Another gas can exploded, closer, and rubble fell alongside great swathes of flaming demon flesh.
“What?” Evan managed.
“Fly, Evan,” I said.
“What?” he asked, this time directing the question at me.
“Fly for the opening in the roof,” I said.
“The rules, Evan! If something happens, you’re supposed to go!”
I grabbed him and threw him.
He caught himself, flapping his wings.
I saw the tendrils snap out, arms reaching, burning as sunlight touched them.
I saw just how dangerous the escape route was.
The window was worse. There was still a path to the front door, lines and circles.
I ran, opting for speed over self-preservation. Moving through flames, letting my legs burn.
Smoke was already heavy in the air.
I didn’t make it halfway to the door before I stopped in my tracks.
Smoke, in its way, held darkness.
He was in the smoke, roiling, twisting, thriving.
I had no escape routes.
I drew the flare gun.
I could hold out. Wait for help.
The demon, Ur, was asking the same question, it seemed.
The demon had an answer.

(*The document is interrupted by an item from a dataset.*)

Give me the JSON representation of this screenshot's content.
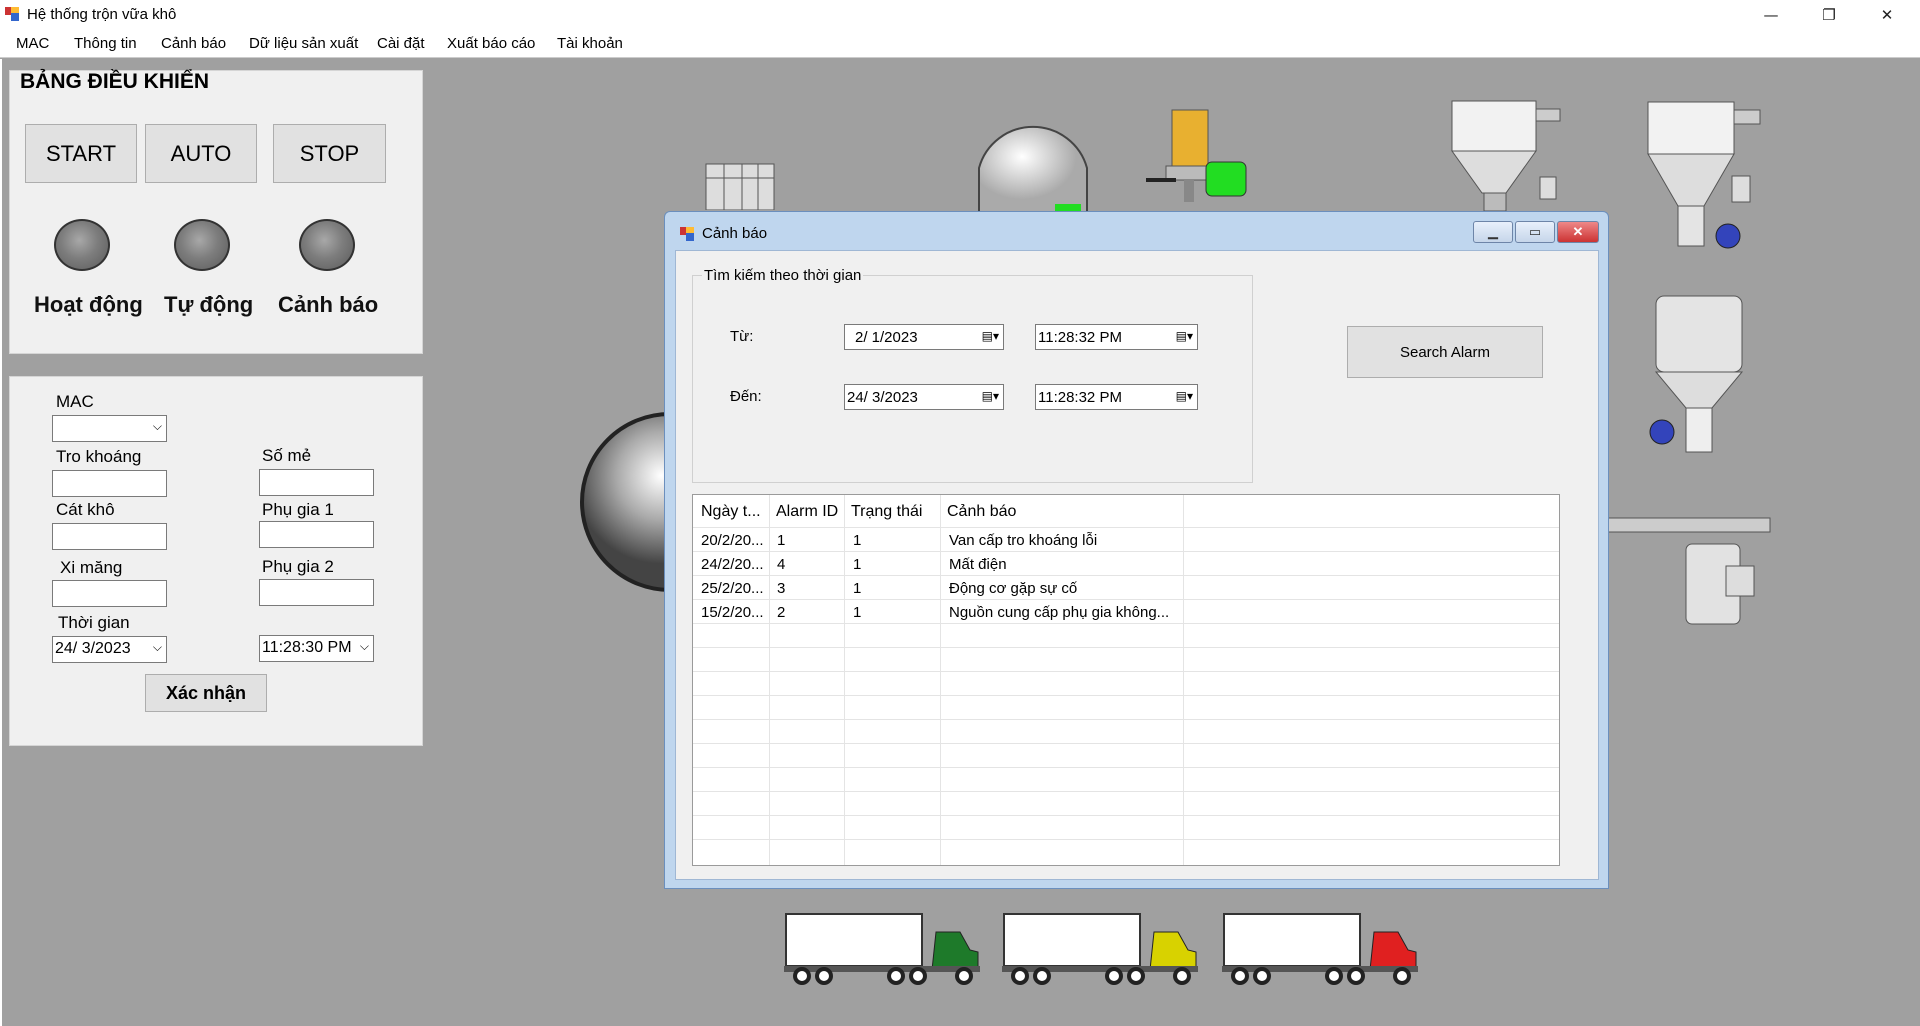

It tore not through me, but through the ribbons and cords that extended between me and the individuals just outside the buildings.
I saw what was happening, and felt only stark horror at the realization of just what it meant.
The back window. Through the spiderweb. With the flare gun, I could break the web.
I ran for it, giving it my all.
I didn’t make it.
“Stop, Alexis!” Ty shouted. He grabbed at her arm, pulling hard.
Alexis stopped dead in her tracks.
“You remember what we agreed to, right?” he asked.
She was panting, she looked bewildered.
“Abandon the mission,” Rose said.
“But-” she started.
“Wait for the fires to die down, abandon the mission,” Rose said.
“But-” Alexis said.
She couldn’t bring herself to finish the sentence.
She wasn’t even sure what she was supposed to say.
The others joined them. The Knights and Tiff. Watching the smoke rise. Watching a sparrow travel a confused path through the sky.
Rose settled a hand on Alexis’ shoulder. “We can’t do anything more here.”